(Dataset rows for apps and sites)
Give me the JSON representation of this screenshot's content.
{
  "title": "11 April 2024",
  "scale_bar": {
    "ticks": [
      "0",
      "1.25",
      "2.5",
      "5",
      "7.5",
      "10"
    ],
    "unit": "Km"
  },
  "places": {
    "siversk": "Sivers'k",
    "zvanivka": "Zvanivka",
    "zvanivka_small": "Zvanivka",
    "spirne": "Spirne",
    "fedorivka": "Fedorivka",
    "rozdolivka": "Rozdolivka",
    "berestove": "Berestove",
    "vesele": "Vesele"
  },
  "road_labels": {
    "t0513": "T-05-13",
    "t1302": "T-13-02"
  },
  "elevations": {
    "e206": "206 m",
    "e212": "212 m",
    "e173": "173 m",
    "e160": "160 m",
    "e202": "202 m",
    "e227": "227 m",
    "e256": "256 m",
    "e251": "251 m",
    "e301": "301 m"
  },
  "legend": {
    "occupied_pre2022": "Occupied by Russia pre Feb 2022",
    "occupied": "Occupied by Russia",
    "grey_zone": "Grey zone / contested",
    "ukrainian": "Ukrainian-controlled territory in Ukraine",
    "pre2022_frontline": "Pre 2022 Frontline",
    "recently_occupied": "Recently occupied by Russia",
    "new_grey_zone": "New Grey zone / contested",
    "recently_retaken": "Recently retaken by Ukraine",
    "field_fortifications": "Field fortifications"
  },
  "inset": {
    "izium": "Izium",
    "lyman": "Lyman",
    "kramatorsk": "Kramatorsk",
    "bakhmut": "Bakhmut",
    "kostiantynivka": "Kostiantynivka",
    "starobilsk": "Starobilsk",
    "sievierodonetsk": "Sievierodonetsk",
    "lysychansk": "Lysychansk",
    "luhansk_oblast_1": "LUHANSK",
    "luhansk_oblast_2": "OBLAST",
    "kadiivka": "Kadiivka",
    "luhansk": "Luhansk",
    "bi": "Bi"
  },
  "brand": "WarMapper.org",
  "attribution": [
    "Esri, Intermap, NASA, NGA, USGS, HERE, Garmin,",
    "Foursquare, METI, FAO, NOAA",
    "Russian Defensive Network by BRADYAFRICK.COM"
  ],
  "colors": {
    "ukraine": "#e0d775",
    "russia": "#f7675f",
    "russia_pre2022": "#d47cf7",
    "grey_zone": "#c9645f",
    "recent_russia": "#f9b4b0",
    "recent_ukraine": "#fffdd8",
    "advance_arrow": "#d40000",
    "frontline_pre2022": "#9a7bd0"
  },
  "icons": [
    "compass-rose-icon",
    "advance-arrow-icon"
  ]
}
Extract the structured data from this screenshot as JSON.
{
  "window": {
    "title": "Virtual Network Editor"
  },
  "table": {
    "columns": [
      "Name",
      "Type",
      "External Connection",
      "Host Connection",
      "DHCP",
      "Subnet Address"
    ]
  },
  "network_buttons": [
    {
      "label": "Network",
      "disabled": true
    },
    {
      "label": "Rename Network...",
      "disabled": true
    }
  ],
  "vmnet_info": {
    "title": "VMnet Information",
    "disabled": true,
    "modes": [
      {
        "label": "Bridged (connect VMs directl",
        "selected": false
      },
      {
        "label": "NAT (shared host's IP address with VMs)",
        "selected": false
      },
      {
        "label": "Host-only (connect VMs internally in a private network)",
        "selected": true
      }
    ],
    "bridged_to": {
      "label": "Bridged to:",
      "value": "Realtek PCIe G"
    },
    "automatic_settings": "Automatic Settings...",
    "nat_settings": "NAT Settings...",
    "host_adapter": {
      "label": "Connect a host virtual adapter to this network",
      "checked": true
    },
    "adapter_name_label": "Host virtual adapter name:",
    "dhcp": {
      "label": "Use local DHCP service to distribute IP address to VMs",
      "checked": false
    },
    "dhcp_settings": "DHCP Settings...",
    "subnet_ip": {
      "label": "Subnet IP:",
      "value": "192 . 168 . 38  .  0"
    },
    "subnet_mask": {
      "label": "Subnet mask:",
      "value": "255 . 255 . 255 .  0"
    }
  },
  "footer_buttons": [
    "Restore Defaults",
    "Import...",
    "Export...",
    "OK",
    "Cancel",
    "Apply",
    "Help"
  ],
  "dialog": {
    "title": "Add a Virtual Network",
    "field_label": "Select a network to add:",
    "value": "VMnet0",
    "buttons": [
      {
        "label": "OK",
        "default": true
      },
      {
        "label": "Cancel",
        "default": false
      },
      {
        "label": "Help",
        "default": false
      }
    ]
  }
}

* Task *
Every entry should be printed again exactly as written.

* Reply *
Give me the JSON representation of this screenshot's content.
{
  "title": "11 April 2024",
  "scale_bar": {
    "ticks": [
      "0",
      "1.25",
      "2.5",
      "5",
      "7.5",
      "10"
    ],
    "unit": "Km"
  },
  "places": {
    "siversk": "Sivers'k",
    "zvanivka": "Zvanivka",
    "zvanivka_small": "Zvanivka",
    "spirne": "Spirne",
    "fedorivka": "Fedorivka",
    "rozdolivka": "Rozdolivka",
    "berestove": "Berestove",
    "vesele": "Vesele"
  },
  "road_labels": {
    "t0513": "T-05-13",
    "t1302": "T-13-02"
  },
  "elevations": {
    "e206": "206 m",
    "e212": "212 m",
    "e173": "173 m",
    "e160": "160 m",
    "e202": "202 m",
    "e227": "227 m",
    "e256": "256 m",
    "e251": "251 m",
    "e301": "301 m"
  },
  "legend": {
    "occupied_pre2022": "Occupied by Russia pre Feb 2022",
    "occupied": "Occupied by Russia",
    "grey_zone": "Grey zone / contested",
    "ukrainian": "Ukrainian-controlled territory in Ukraine",
    "pre2022_frontline": "Pre 2022 Frontline",
    "recently_occupied": "Recently occupied by Russia",
    "new_grey_zone": "New Grey zone / contested",
    "recently_retaken": "Recently retaken by Ukraine",
    "field_fortifications": "Field fortifications"
  },
  "inset": {
    "izium": "Izium",
    "lyman": "Lyman",
    "kramatorsk": "Kramatorsk",
    "bakhmut": "Bakhmut",
    "kostiantynivka": "Kostiantynivka",
    "starobilsk": "Starobilsk",
    "sievierodonetsk": "Sievierodonetsk",
    "lysychansk": "Lysychansk",
    "luhansk_oblast_1": "LUHANSK",
    "luhansk_oblast_2": "OBLAST",
    "kadiivka": "Kadiivka",
    "luhansk": "Luhansk",
    "bi": "Bi"
  },
  "brand": "WarMapper.org",
  "attribution": [
    "Esri, Intermap, NASA, NGA, USGS, HERE, Garmin,",
    "Foursquare, METI, FAO, NOAA",
    "Russian Defensive Network by BRADYAFRICK.COM"
  ],
  "colors": {
    "ukraine": "#e0d775",
    "russia": "#f7675f",
    "russia_pre2022": "#d47cf7",
    "grey_zone": "#c9645f",
    "recent_russia": "#f9b4b0",
    "recent_ukraine": "#fffdd8",
    "advance_arrow": "#d40000",
    "frontline_pre2022": "#9a7bd0"
  },
  "icons": [
    "compass-rose-icon",
    "advance-arrow-icon"
  ]
}
Extract the structured data from this screenshot as JSON.
{
  "window": {
    "title": "Virtual Network Editor"
  },
  "table": {
    "columns": [
      "Name",
      "Type",
      "External Connection",
      "Host Connection",
      "DHCP",
      "Subnet Address"
    ]
  },
  "network_buttons": [
    {
      "label": "Network",
      "disabled": true
    },
    {
      "label": "Rename Network...",
      "disabled": true
    }
  ],
  "vmnet_info": {
    "title": "VMnet Information",
    "disabled": true,
    "modes": [
      {
        "label": "Bridged (connect VMs directl",
        "selected": false
      },
      {
        "label": "NAT (shared host's IP address with VMs)",
        "selected": false
      },
      {
        "label": "Host-only (connect VMs internally in a private network)",
        "selected": true
      }
    ],
    "bridged_to": {
      "label": "Bridged to:",
      "value": "Realtek PCIe G"
    },
    "automatic_settings": "Automatic Settings...",
    "nat_settings": "NAT Settings...",
    "host_adapter": {
      "label": "Connect a host virtual adapter to this network",
      "checked": true
    },
    "adapter_name_label": "Host virtual adapter name:",
    "dhcp": {
      "label": "Use local DHCP service to distribute IP address to VMs",
      "checked": false
    },
    "dhcp_settings": "DHCP Settings...",
    "subnet_ip": {
      "label": "Subnet IP:",
      "value": "192 . 168 . 38  .  0"
    },
    "subnet_mask": {
      "label": "Subnet mask:",
      "value": "255 . 255 . 255 .  0"
    }
  },
  "footer_buttons": [
    "Restore Defaults",
    "Import...",
    "Export...",
    "OK",
    "Cancel",
    "Apply",
    "Help"
  ],
  "dialog": {
    "title": "Add a Virtual Network",
    "field_label": "Select a network to add:",
    "value": "VMnet0",
    "buttons": [
      {
        "label": "OK",
        "default": true
      },
      {
        "label": "Cancel",
        "default": false
      },
      {
        "label": "Help",
        "default": false
      }
    ]
  }
}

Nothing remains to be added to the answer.